-------- Provided data --------

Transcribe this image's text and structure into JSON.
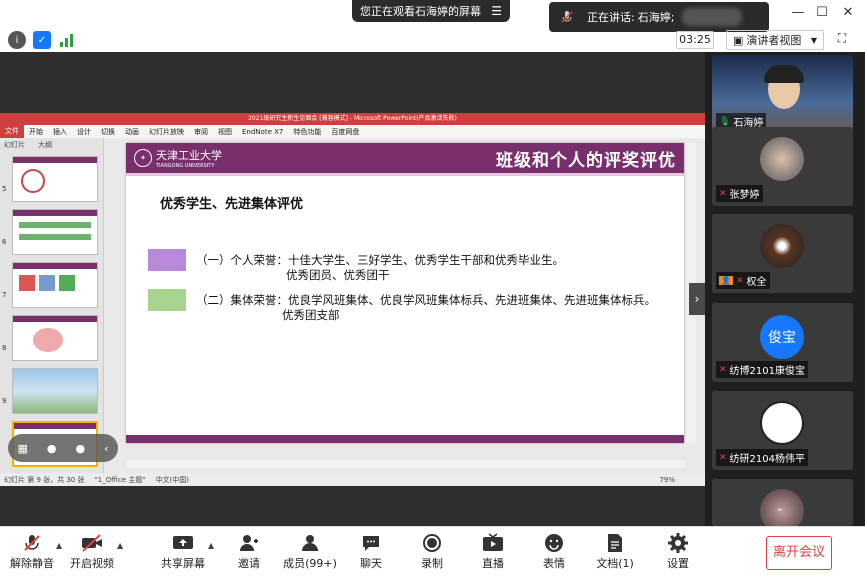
{
  "topbar": {
    "share_notice": "您正在观看石海婷的屏幕",
    "speaking_label": "正在讲话:",
    "speaking_name": "石海婷;",
    "timer": "03:25",
    "view_label": "演讲者视图"
  },
  "ppt": {
    "window_title": "2021级研究生新生见面会 [兼容模式] - Microsoft PowerPoint(产品激活失败)",
    "menu": [
      "文件",
      "开始",
      "插入",
      "设计",
      "切换",
      "动画",
      "幻灯片放映",
      "审阅",
      "视图",
      "EndNote X7",
      "特色功能",
      "百度网盘"
    ],
    "panel_tabs": [
      "幻灯片",
      "大纲"
    ],
    "thumb_numbers": [
      "5",
      "6",
      "7",
      "8",
      "9"
    ],
    "status_slide": "幻灯片 第 9 张，共 30 张",
    "status_theme": "\"1_Office 主题\"",
    "status_lang": "中文(中国)",
    "status_zoom": "79%"
  },
  "slide": {
    "logo_text": "天津工业大学",
    "logo_sub": "TIANGONG UNIVERSITY",
    "title": "班级和个人的评奖评优",
    "heading": "优秀学生、先进集体评优",
    "items": [
      {
        "color": "#b889d9",
        "line1": "（一）个人荣誉：十佳大学生、三好学生、优秀学生干部和优秀毕业生。",
        "line2": "优秀团员、优秀团干"
      },
      {
        "color": "#a6d38e",
        "line1": "（二）集体荣誉：优良学风班集体、优良学风班集体标兵、先进班集体、先进班集体标兵。",
        "line2": "优秀团支部"
      }
    ]
  },
  "participants": [
    {
      "name": "石海婷",
      "icon": "person-video"
    },
    {
      "name": "张梦婷",
      "icon": "photo"
    },
    {
      "name": "权全",
      "icon": "coffee-photo"
    },
    {
      "name": "纺博2101康俊宝",
      "avatar_text": "俊宝",
      "avatar_color": "#1677ff"
    },
    {
      "name": "纺研2104杨伟平",
      "icon": "cartoon-avatar"
    },
    {
      "name": "",
      "icon": "photo"
    }
  ],
  "toolbar": {
    "mute": "解除静音",
    "video": "开启视频",
    "share": "共享屏幕",
    "invite": "邀请",
    "members": "成员(99+)",
    "chat": "聊天",
    "record": "录制",
    "live": "直播",
    "reactions": "表情",
    "docs": "文档(1)",
    "settings": "设置",
    "leave": "离开会议"
  },
  "colors": {
    "accent_red": "#e04040",
    "slide_purple": "#7a2f6d"
  }
}
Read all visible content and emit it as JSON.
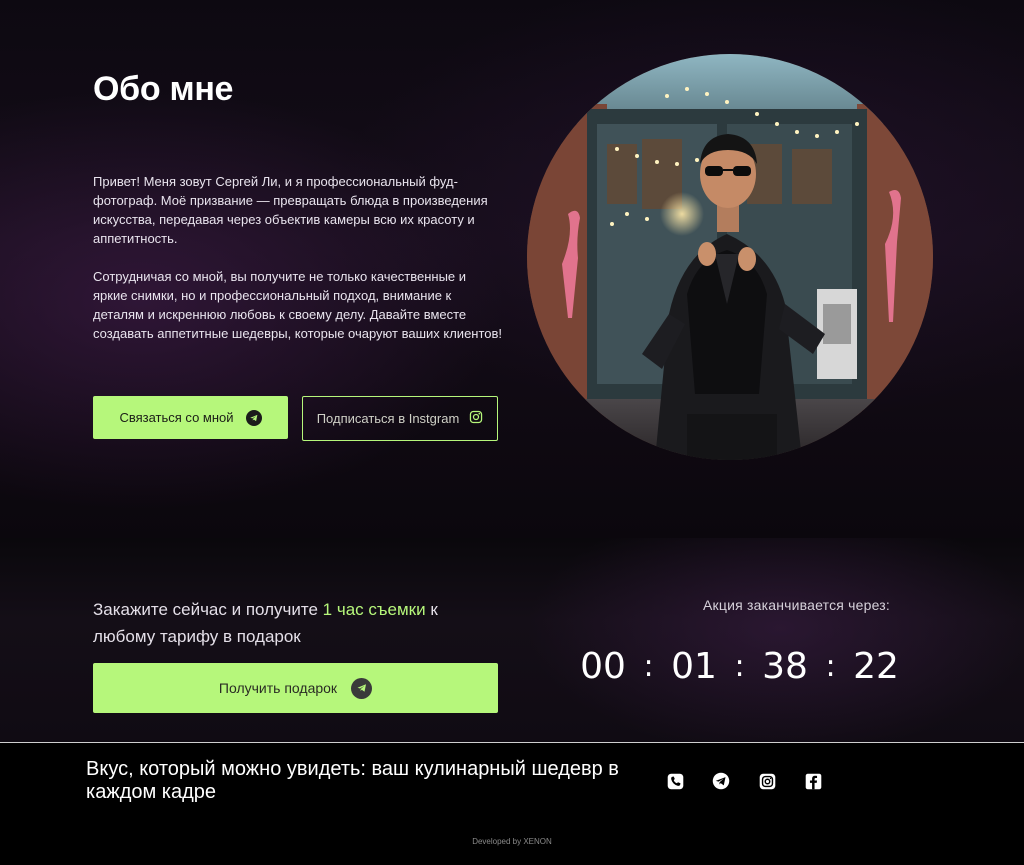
{
  "about": {
    "title": "Обо мне",
    "paragraph1": "Привет! Меня зовут Сергей Ли, и я профессиональный фуд-фотограф. Моё призвание — превращать блюда в произведения искусства, передавая через объектив камеры всю их красоту и аппетитность.",
    "paragraph2": "Сотрудничая со мной, вы получите не только качественные и яркие снимки, но и профессиональный подход, внимание к деталям и искреннюю любовь к своему делу. Давайте вместе создавать аппетитные шедевры, которые очаруют ваших клиентов!",
    "contact_button": {
      "label": "Связаться со мной",
      "icon": "telegram-icon"
    },
    "instagram_button": {
      "label": "Подписаться в Instgram",
      "icon": "instagram-icon"
    },
    "photo": {
      "icon": "photographer-portrait"
    }
  },
  "promo": {
    "text_before": "Закажите сейчас и получите ",
    "text_accent": "1 час съемки",
    "text_after": " к любому тарифу в подарок",
    "gift_button": {
      "label": "Получить подарок",
      "icon": "telegram-icon"
    },
    "timer_label": "Акция заканчивается через:",
    "timer": {
      "days": "00",
      "hours": "01",
      "minutes": "38",
      "seconds": "22",
      "separator": ":"
    }
  },
  "footer": {
    "slogan": "Вкус, который можно увидеть: ваш кулинарный шедевр в каждом кадре",
    "socials": [
      "phone-icon",
      "telegram-icon",
      "instagram-icon",
      "facebook-icon"
    ],
    "developer": "Developed by XENON"
  },
  "colors": {
    "accent": "#b6f77b",
    "background": "#0d0911",
    "footer": "#000000"
  }
}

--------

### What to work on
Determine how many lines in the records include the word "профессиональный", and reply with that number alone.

### Answer box
2